▶ **Supplied entries**:
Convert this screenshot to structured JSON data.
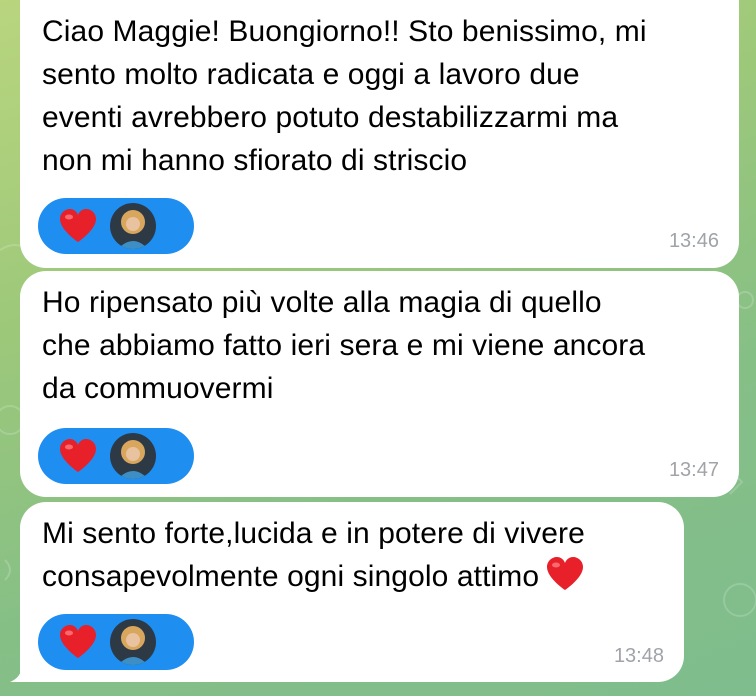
{
  "colors": {
    "bubble": "#ffffff",
    "reaction_pill": "#1f8ef1",
    "heart": "#e8202a",
    "timestamp": "#a0a4a8"
  },
  "messages": [
    {
      "text": "Ciao Maggie! Buongiorno!! Sto benissimo, mi\nsento molto radicata e oggi a lavoro due\neventi avrebbero potuto destabilizzarmi ma\nnon mi hanno sfiorato di striscio",
      "reaction": "heart",
      "time": "13:46"
    },
    {
      "text": "Ho ripensato più volte alla magia di quello\nche abbiamo fatto ieri sera e mi viene ancora\nda commuovermi",
      "reaction": "heart",
      "time": "13:47"
    },
    {
      "text": "Mi sento forte,lucida e in potere di vivere\nconsapevolmente ogni singolo attimo",
      "text_emoji": "heart",
      "reaction": "heart",
      "time": "13:48"
    }
  ]
}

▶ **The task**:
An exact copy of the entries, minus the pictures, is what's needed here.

▶ **Completed task**:
Convert this screenshot to structured JSON data.
{
  "colors": {
    "bubble": "#ffffff",
    "reaction_pill": "#1f8ef1",
    "heart": "#e8202a",
    "timestamp": "#a0a4a8"
  },
  "messages": [
    {
      "text": "Ciao Maggie! Buongiorno!! Sto benissimo, mi\nsento molto radicata e oggi a lavoro due\neventi avrebbero potuto destabilizzarmi ma\nnon mi hanno sfiorato di striscio",
      "reaction": "heart",
      "time": "13:46"
    },
    {
      "text": "Ho ripensato più volte alla magia di quello\nche abbiamo fatto ieri sera e mi viene ancora\nda commuovermi",
      "reaction": "heart",
      "time": "13:47"
    },
    {
      "text": "Mi sento forte,lucida e in potere di vivere\nconsapevolmente ogni singolo attimo",
      "text_emoji": "heart",
      "reaction": "heart",
      "time": "13:48"
    }
  ]
}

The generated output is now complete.